Meteorological forcing is a major source of uncertainty in hydrological modeling. The recent development of probabilistic large-domain meteorological data sets enables convenient uncertainty characterization, which however is rarely explored in large-domain research. This study analyzes how uncertainties in meteorological forcing data affect hydrological modeling in 289 representative cryosphere basins by forcing the Structure for Unifying Multiple Modeling Alternatives (SUMMA) and mizuRoute models with precipitation and air temperature ensembles from the Ensemble Meteorological Data set for Planet Earth (EM-Earth). EM-Earth probabilistic estimates are used in ensemble simulation for uncertainty analysis. The results reveal the magnitude, spatial distribution, and scale effect of uncertainties in meteorological, snow, runoff, soil water, and energy variables. There are three main findings. (a) The uncertainties in precipitation and temperature lead to substantial uncertainties in hydrological model outputs, some of which exceed 100% of the magnitude of the output variables themselves. (b) The uncertainties of different variables show distinct scale effects caused by spatial averaging or temporal averaging. (c) Precipitation uncertainties have the dominant impact for most basins and variables, while air temperature uncertainties are also nonnegligible, sometimes contributing more to modeling uncertainties than precipitation uncertainties. We find that three snow-related variables (snow water equivalent, snowfall amount, and snowfall fraction) can be used to estimate the impact of air temperature uncertainties for different model output variables. In summary, this study provides insight into the impact of probabilistic data sets on hydrological modeling and quantifies the uncertainties in cryosphere basin modeling that stem from the meteorological forcing data.
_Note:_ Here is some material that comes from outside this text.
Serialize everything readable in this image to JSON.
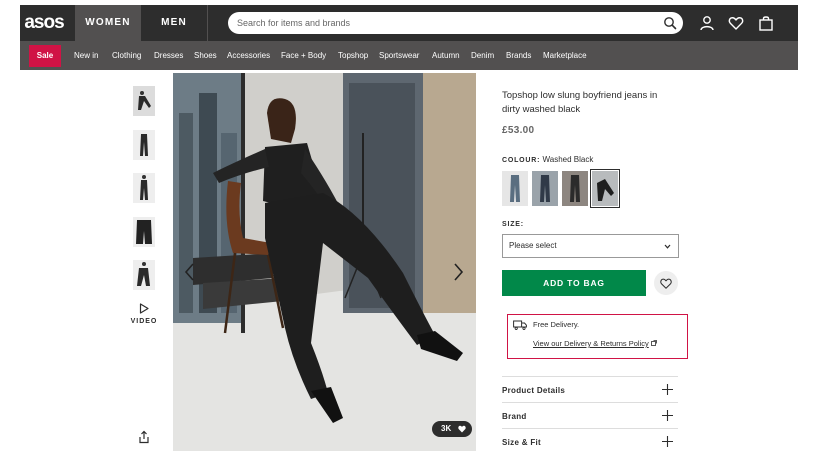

Bibliographical noteKAUST Repository Item: Exported on 2023-06-15
Acknowledgements: The study is funded by the Global Water Futures project. SMP acknowledges the support of the Natural Sciences and Engineering Research Council of Canada (NSERC Discovery Grant RGPIN-2019-06,894). The GRDC is thanked for providing part of the observed streamflow data. The authors would like to acknowledge that collectively they reside on Traditional territories of the Cree, Haudenosaunee, Ktunaxa, Mohawk, Niitsitapi (Blackfoot), Stoney, and Tsuut'ina (including Treaties 6 and 7), and homelands of the Métis. The authors thank these nations for their care and stewardship over this land and water and pay their respect to the ancestors of these places.
ASJC Scopus subject areas
- Water Science and Technology